It’s an enticing, if not devilish, proposition. Banbreach looked at around 770 wallets in total, according to a spreadsheet the company shared with Motherboard. The majority of those, around 540, did not receive any funds. But the remaining ~230 had over 1,000 transactions, receiving a total of around 70.8 BTC.
This figure is also likely only a conservative estimate, considering Banbreach’s methodology would not have captured all, or perhaps even the majority, of sextortion emails. Kar said Banbreach collected different bitcoin addresses used in this style of extortion by scraping comments on related media coverage, and picking them out from journalists’ articles. Kar said the company also fielded reports from victims in India, where scammers appear to be targeting at the moment in particular.

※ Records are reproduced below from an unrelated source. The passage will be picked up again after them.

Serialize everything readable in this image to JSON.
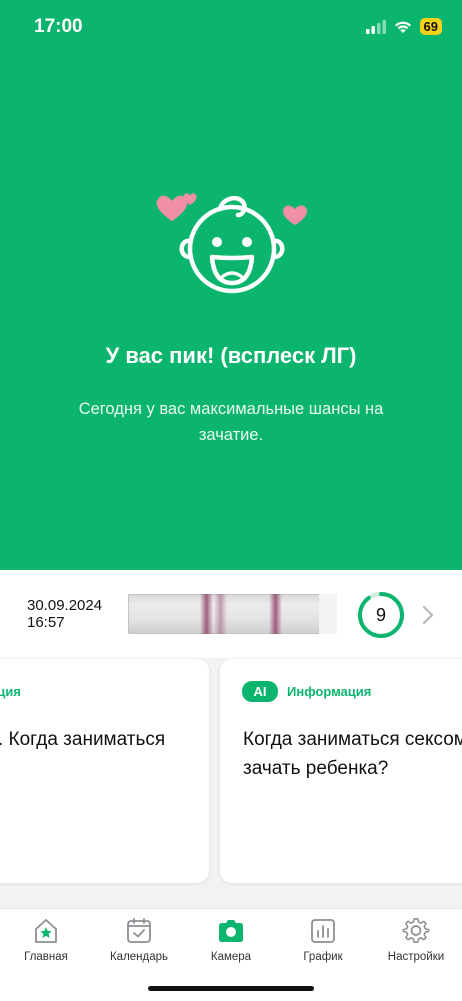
{
  "status_bar": {
    "time": "17:00",
    "battery": "69",
    "signal_icon": "cellular-signal-icon",
    "wifi_icon": "wifi-icon"
  },
  "hero": {
    "illustration": "baby-face-with-hearts",
    "title": "У вас пик! (всплеск ЛГ)",
    "description": "Сегодня у вас максимальные шансы на зачатие."
  },
  "test_result": {
    "date": "30.09.2024",
    "time": "16:57",
    "score": "9",
    "score_fraction": 0.9
  },
  "cards": [
    {
      "tag": "ация",
      "body_lines": [
        "Г. Когда заниматься"
      ]
    },
    {
      "badge": "AI",
      "tag": "Информация",
      "body_lines": [
        "Когда заниматься сексом",
        "зачать ребенка?"
      ]
    }
  ],
  "tabbar": {
    "items": [
      {
        "label": "Главная",
        "icon": "home-star-icon"
      },
      {
        "label": "Календарь",
        "icon": "calendar-icon"
      },
      {
        "label": "Камера",
        "icon": "camera-icon"
      },
      {
        "label": "График",
        "icon": "chart-icon"
      },
      {
        "label": "Настройки",
        "icon": "gear-icon"
      }
    ]
  },
  "colors": {
    "accent": "#0cb56d",
    "heart": "#f08fa6"
  }
}
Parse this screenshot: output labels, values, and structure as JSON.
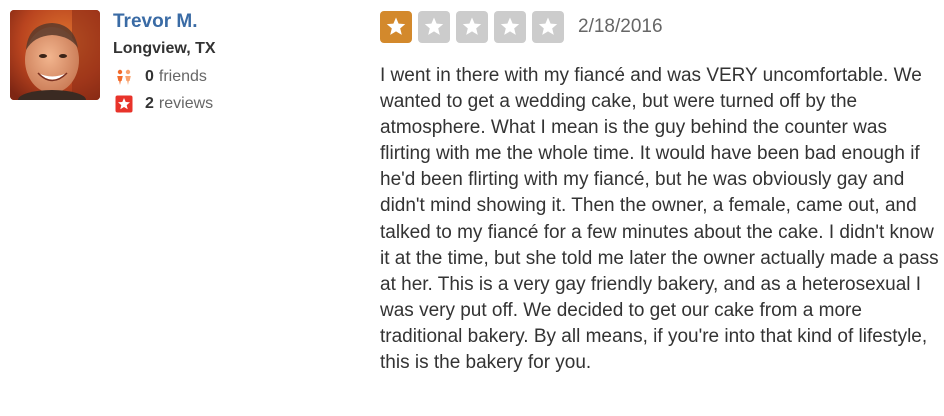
{
  "user": {
    "name": "Trevor M.",
    "location": "Longview, TX",
    "friends_count": "0",
    "friends_label": "friends",
    "reviews_count": "2",
    "reviews_label": "reviews"
  },
  "review": {
    "rating": 1,
    "rating_max": 5,
    "date": "2/18/2016",
    "text": "I went in there with my fiancé and was VERY uncomfortable. We wanted to get a wedding cake, but were turned off by the atmosphere. What I mean is the guy behind the counter was flirting with me the whole time. It would have been bad enough if he'd been flirting with my fiancé, but he was obviously gay and didn't mind showing it. Then the owner, a female, came out, and talked to my fiancé for a few minutes about the cake. I didn't know it at the time, but she told me later the owner actually made a pass at her. This is a very gay friendly bakery, and as a heterosexual I was very put off. We decided to get our cake from a more traditional bakery. By all means, if you're into that kind of lifestyle, this is the bakery for you."
  },
  "icons": {
    "friends": "friends-icon",
    "reviews": "review-star-icon",
    "rating_star": "star-icon"
  },
  "colors": {
    "user_name": "#3a6ba5",
    "star_filled": "#d3892c",
    "star_empty": "#cccccc",
    "friends_icon": "#f26b2c",
    "reviews_icon": "#e8332a"
  }
}
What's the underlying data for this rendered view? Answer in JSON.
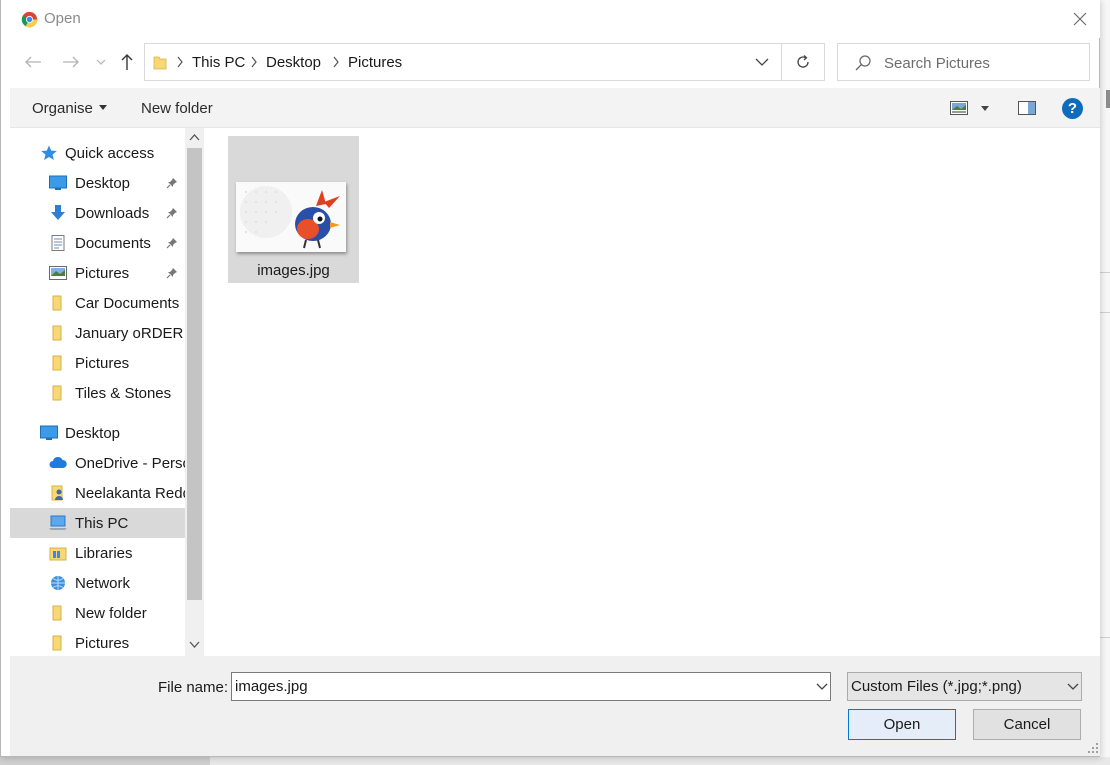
{
  "window": {
    "title": "Open",
    "app_icon": "chrome-icon"
  },
  "address": {
    "breadcrumbs": [
      "This PC",
      "Desktop",
      "Pictures"
    ]
  },
  "search": {
    "placeholder": "Search Pictures"
  },
  "toolbar": {
    "organise_label": "Organise",
    "new_folder_label": "New folder",
    "help_label": "?"
  },
  "nav_pane": {
    "items": [
      {
        "label": "Quick access",
        "icon": "star-icon",
        "pinned": false
      },
      {
        "label": "Desktop",
        "icon": "desktop-icon",
        "pinned": true
      },
      {
        "label": "Downloads",
        "icon": "download-icon",
        "pinned": true
      },
      {
        "label": "Documents",
        "icon": "document-icon",
        "pinned": true
      },
      {
        "label": "Pictures",
        "icon": "pictures-icon",
        "pinned": true
      },
      {
        "label": "Car Documents",
        "icon": "folder-icon",
        "pinned": false
      },
      {
        "label": "January oRDER",
        "icon": "folder-icon",
        "pinned": false
      },
      {
        "label": "Pictures",
        "icon": "folder-icon",
        "pinned": false
      },
      {
        "label": "Tiles & Stones",
        "icon": "folder-icon",
        "pinned": false
      },
      {
        "label": "Desktop",
        "icon": "desktop-icon",
        "pinned": false
      },
      {
        "label": "OneDrive - Perso",
        "icon": "cloud-icon",
        "pinned": false
      },
      {
        "label": "Neelakanta Redd",
        "icon": "user-folder-icon",
        "pinned": false
      },
      {
        "label": "This PC",
        "icon": "computer-icon",
        "pinned": false,
        "selected": true
      },
      {
        "label": "Libraries",
        "icon": "library-icon",
        "pinned": false
      },
      {
        "label": "Network",
        "icon": "network-icon",
        "pinned": false
      },
      {
        "label": "New folder",
        "icon": "folder-icon",
        "pinned": false
      },
      {
        "label": "Pictures",
        "icon": "folder-icon",
        "pinned": false
      }
    ]
  },
  "files": [
    {
      "name": "images.jpg",
      "selected": true
    }
  ],
  "bottom": {
    "file_name_label": "File name:",
    "file_name_value": "images.jpg",
    "file_type_value": "Custom Files (*.jpg;*.png)",
    "open_label": "Open",
    "cancel_label": "Cancel"
  },
  "colors": {
    "accent": "#0078d7",
    "selection": "#d9d9d9",
    "help_blue": "#0f6cbd",
    "folder_yellow": "#f8d775"
  }
}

“$1000 is a lot of money for the average Indian,” Kar said.
Banbreach believes some of the passwords used to trick victims came from the LinkedIn and Anti-Public Combo list data breaches, the latter being a large collection of various data caches from multiple sources. Those two breaches turn up when entering sextortion victims’ email addresses into breach notification site Have I Been Pwned, Banbreach said in a write-up of its research provided to Motherboard. However, it is still difficult to fully determine where a password did ultimately come from, the company added.

This post is credited to motherboard.vice